We are living in a particularly transitionary phase of human history, a time of great uncertainty as one thing ends and another is yet to become. Due to this difficult perspective and point in time it is easy to see why so many want the security of continuing business as usual even if it means denial but we need to step back a little and see our current predicament from a larger historical viewpoint, perhaps even a cosmological one that goes beyond our individual lives.
Our role in all of this is therefore an even more challenging one that asks us to further displace our egos by working for an end that we may very well never see in our lifetimes. Rather than jumping ahead to a post-apocalyptic utopia, primitivism or technological salvation, we must instead sow the seeds for a world we ourselves may not live to see come to full fruition and do so amidst a backdrop of great upheaval and conflict.

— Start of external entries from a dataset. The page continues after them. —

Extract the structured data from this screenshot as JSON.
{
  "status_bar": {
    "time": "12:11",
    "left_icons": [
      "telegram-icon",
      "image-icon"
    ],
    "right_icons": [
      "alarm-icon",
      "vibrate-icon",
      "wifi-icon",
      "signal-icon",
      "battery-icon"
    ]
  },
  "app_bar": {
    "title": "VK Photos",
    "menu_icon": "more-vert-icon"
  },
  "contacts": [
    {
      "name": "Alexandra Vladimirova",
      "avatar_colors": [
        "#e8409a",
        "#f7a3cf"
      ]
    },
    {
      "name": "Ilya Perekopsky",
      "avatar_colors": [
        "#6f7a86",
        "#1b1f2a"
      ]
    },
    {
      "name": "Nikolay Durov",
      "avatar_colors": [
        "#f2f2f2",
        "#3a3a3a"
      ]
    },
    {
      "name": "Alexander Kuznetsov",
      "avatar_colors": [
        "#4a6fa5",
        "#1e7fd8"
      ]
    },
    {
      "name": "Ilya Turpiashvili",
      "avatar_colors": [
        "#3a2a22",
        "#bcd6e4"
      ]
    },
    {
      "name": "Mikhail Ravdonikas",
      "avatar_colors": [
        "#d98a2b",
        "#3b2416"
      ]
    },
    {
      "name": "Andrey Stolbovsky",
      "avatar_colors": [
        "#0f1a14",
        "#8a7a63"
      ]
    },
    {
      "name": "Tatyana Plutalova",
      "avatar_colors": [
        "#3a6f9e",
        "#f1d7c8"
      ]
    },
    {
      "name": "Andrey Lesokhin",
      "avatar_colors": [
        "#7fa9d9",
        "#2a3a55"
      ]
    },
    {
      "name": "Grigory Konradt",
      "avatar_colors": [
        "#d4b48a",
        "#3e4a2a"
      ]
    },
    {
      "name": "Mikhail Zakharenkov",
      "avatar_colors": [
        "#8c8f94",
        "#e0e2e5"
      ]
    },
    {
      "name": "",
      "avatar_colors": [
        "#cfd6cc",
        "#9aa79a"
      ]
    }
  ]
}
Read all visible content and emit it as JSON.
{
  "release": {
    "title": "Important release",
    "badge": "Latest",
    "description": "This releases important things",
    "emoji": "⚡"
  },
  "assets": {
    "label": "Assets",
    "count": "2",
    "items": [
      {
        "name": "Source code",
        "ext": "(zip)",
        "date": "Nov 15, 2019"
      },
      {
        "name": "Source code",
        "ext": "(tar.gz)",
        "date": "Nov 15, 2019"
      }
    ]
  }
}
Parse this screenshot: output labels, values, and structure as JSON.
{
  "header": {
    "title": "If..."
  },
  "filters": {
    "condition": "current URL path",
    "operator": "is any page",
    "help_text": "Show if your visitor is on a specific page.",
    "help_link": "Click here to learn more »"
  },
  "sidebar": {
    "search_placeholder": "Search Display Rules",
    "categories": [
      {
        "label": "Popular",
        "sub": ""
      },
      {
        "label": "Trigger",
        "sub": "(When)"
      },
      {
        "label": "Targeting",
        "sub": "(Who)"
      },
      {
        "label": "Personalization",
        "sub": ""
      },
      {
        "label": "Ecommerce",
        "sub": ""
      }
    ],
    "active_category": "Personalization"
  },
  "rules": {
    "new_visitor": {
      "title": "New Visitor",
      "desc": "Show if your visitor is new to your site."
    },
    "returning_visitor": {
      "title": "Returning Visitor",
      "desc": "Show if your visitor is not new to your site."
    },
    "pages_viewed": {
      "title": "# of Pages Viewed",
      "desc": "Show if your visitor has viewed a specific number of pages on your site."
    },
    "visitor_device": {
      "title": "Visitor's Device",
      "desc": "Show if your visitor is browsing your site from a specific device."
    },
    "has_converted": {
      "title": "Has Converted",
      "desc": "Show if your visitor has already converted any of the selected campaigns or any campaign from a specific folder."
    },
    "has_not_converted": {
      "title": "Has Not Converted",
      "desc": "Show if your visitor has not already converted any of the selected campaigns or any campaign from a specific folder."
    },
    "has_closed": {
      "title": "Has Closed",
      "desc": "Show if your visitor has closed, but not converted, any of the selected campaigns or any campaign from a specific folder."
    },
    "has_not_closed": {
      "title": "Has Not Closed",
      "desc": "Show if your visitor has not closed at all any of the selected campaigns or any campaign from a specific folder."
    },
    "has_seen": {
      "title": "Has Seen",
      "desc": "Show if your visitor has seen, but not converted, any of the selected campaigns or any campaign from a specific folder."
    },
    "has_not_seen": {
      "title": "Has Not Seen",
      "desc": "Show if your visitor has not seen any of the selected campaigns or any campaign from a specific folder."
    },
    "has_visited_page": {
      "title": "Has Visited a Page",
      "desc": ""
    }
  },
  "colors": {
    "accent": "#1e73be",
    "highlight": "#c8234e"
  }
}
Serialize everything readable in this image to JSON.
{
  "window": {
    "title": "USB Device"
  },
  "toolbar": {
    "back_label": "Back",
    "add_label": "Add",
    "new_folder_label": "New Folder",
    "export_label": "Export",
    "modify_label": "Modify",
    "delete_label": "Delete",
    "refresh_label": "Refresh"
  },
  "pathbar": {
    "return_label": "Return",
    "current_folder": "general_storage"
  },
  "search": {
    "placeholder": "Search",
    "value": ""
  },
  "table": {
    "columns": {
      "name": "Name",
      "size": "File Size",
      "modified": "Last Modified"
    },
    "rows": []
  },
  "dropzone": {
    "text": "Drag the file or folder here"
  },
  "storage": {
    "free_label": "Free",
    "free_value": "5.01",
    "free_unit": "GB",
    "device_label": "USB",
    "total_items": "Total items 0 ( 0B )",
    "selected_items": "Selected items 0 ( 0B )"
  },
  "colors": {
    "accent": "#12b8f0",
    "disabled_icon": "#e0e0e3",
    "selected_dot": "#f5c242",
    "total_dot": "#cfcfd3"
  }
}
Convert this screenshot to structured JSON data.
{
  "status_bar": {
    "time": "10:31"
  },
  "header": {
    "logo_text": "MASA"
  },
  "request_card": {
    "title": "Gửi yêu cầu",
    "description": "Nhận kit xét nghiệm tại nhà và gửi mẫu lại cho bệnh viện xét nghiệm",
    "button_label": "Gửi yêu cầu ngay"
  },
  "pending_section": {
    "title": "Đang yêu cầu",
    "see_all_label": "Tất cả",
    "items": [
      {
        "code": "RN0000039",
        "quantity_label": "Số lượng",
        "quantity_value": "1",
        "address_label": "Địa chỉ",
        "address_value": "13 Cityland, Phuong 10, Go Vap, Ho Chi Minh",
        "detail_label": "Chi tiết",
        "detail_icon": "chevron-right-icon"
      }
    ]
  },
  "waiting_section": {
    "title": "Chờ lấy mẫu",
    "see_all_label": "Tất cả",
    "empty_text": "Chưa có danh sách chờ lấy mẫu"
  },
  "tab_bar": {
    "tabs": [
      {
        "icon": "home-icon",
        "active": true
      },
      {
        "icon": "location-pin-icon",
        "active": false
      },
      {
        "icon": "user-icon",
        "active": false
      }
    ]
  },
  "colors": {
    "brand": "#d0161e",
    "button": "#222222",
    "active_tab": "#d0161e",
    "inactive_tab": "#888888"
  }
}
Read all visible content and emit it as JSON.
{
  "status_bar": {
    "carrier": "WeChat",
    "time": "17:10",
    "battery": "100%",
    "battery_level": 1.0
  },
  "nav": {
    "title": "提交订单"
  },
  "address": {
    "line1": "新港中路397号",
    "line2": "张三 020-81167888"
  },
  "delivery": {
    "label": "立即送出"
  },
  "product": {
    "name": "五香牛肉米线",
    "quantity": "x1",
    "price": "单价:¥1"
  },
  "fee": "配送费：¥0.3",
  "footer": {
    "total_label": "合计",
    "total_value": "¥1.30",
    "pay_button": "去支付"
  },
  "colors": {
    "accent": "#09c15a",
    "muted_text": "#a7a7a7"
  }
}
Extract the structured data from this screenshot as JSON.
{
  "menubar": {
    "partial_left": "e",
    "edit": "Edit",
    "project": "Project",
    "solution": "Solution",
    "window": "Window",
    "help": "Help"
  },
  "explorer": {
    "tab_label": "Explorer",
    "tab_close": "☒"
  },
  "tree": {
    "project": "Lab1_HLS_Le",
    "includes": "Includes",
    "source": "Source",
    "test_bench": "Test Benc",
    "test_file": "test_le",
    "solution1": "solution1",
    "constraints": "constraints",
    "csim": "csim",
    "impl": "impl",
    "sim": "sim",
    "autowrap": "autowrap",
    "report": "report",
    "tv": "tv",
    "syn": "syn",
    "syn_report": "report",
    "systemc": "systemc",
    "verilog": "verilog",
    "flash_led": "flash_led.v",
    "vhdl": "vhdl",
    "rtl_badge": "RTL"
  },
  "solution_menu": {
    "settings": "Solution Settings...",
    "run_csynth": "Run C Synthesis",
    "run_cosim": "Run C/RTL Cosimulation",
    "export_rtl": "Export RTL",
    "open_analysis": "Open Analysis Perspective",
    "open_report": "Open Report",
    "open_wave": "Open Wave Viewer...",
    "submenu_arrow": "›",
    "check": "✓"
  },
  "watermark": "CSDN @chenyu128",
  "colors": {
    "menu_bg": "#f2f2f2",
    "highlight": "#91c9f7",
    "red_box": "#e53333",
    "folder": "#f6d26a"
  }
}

We’re planting trees in the margins that will grow whilst much around them will die. Ours is a long journey that requires great patience and great vision to cut a path for our children that we ourselves may not get to walk in full. This isn’t to martyr ourselves or to suffer but to liberate ourselves from the shared cultural delusions of Western civilisation and take on new responsibilities, to wake up to the water all around us and to enjoy a different way of seeing the world and ourselves that is fundamentally joyful and emancipatory.
Though there might not be an end in sight, or a clear and discernible goal, we can still have a direction of travel because to help us on this journey we can at all times be guided by two well established pieces of advice that from an ecocentric perspective take on greater significance: ‘know thyself’ and ‘to thine own self be true’. To take our first steps then, let us take a look at ourselves, our planet and the life upon it as well as the cosmos itself in light of all we have discovered and ask: what is it to be human and how should we live as a result?
Rob Plastow lives by the sea in Cornwall with his wife and their growing hoard of animals including two unruly horses, some chickens and a puppy. Central to his writing is a critical, ecocentric perspective that has been developed from a deep love of art and science through years of working in music, education and muddy fields. When he has a spare moment outside of work and looking after the animals he indulges in his favourite past-times of reading, staring at the stars or the ocean (sometimes both) and writing short stories. To read more of his work go towoodfordroberts.com
Image courtesy of Earth Observatory